Analyst Estimates

One of the simplest ways to measure growth is to follow what recognized financial analysts are saying. They take deep dives into companies and then predict how well they think the company will perform in the next few years. While they are highly educated in doing this, they tend to be highly optimistic and not necessarily reliable or realistic.   

Sustainable Growth

The sustainable growth rate is the expectation that company growth, in the long run, will equal the rate at which stockholders’ equity grows. It is the maximum rate at which a business can grow without more debt. 

The sustainable growth rate can be calculated as ROE x (1 - dividend payout ratio).

The ROE ratio is adjusted for any dividends that are paid out because only retained earnings (Net Income - Dividends) can be used to grow the company. 

Historical Earnings Per Share (EPS) Growth 

Another way to gauge a company’s future growth is by looking at how quickly it has grown its earnings over the past ten years.
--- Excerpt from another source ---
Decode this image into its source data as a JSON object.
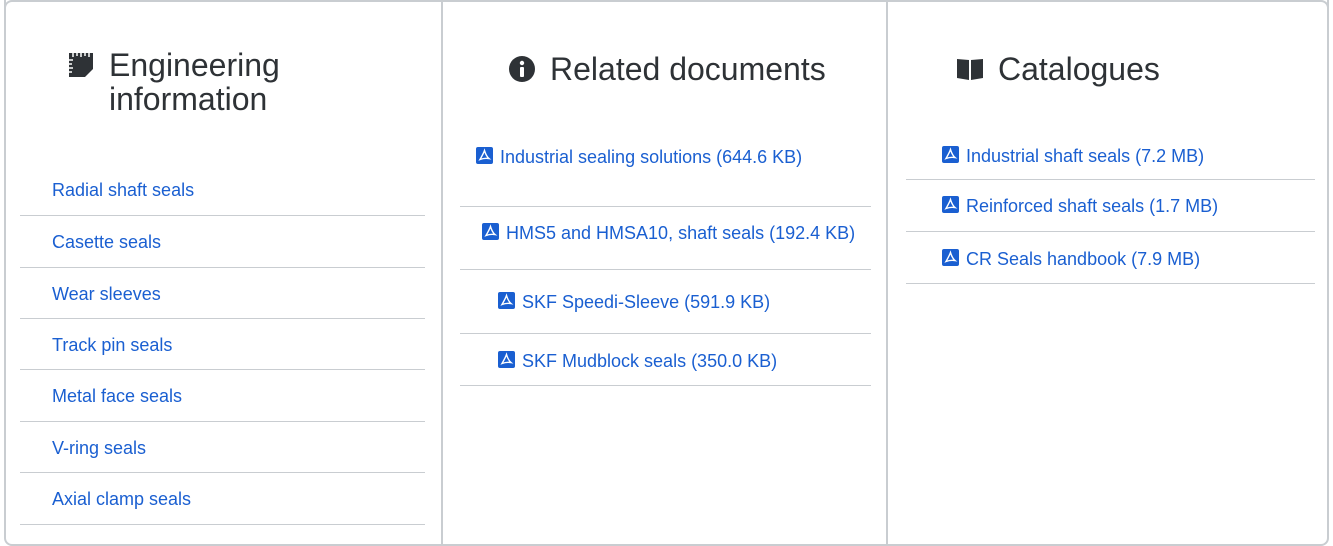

EPS refers to the earnings available to each shareholder (per share). 

The formula for EPS is: EPS = (Earnings) / (Shares Outstanding).

However, historical earnings growth cannot simply be applied to future years. As a company grows, it becomes more difficult to sustain a high growth rate. As a result, growth rates can be expected to decrease over time. This is sometimes referred to as the Law of Large Numbers, which means that a large entity growing rapidly cannot sustain that growth pace forever. This is often seen with billion-dollar blue-chip corporations. 

Plowback Ratio

Sometimes also called the retention rate, the plowback ratio is the percentage of net earnings that a business reinvests after earnings are paid out. For example, a business with an ROE of 8% can grow at 8% if it reinvests all of its net profits. But many companies pay out some of their net earnings to stockholders in dividends. If a company pays 30% of its net earnings to stockholders as dividends, it leaves 70% of the net earnings to be reinvested, making the plowback ratio 70%. Younger companies usually have higher plowback ratios because faster-growing firms are more focused on business development. More established businesses do not need to rely on reinvesting profits to expand operations. 

Free Cash Flow (FCF) Per Share 

Many of the valuation models that are used on publicly traded stocks rely on the calculation of FCF per share. This is because stronger free cash flow leads to stronger future earnings. FCF is an accurate representation of actual cash flow available to shareholders at a given time. Earnings do not represent the proper cash flow of a company because the accounting is adjusted for tax purposes and to show better financial results of the business operations from year to year. As long-term investments for future growth, large capital expenditures can impact short-term cash flow but do not necessarily mean poor operating performance. That’s why depreciation was invented. 

Free cash flow is thought to be a more accurate measure than earnings because it shows how much cash flow investors are expected to receive. Some companies can have solid earnings and need continuous capital spending to keep up long-term operations. This can substantially limit the actual cash flow available to be given back to shareholders now and down the road.

FCF is often used to indicate how a company is likely to perform based on how management foresees future demand and how it is being invested in working capital and capital expenditures.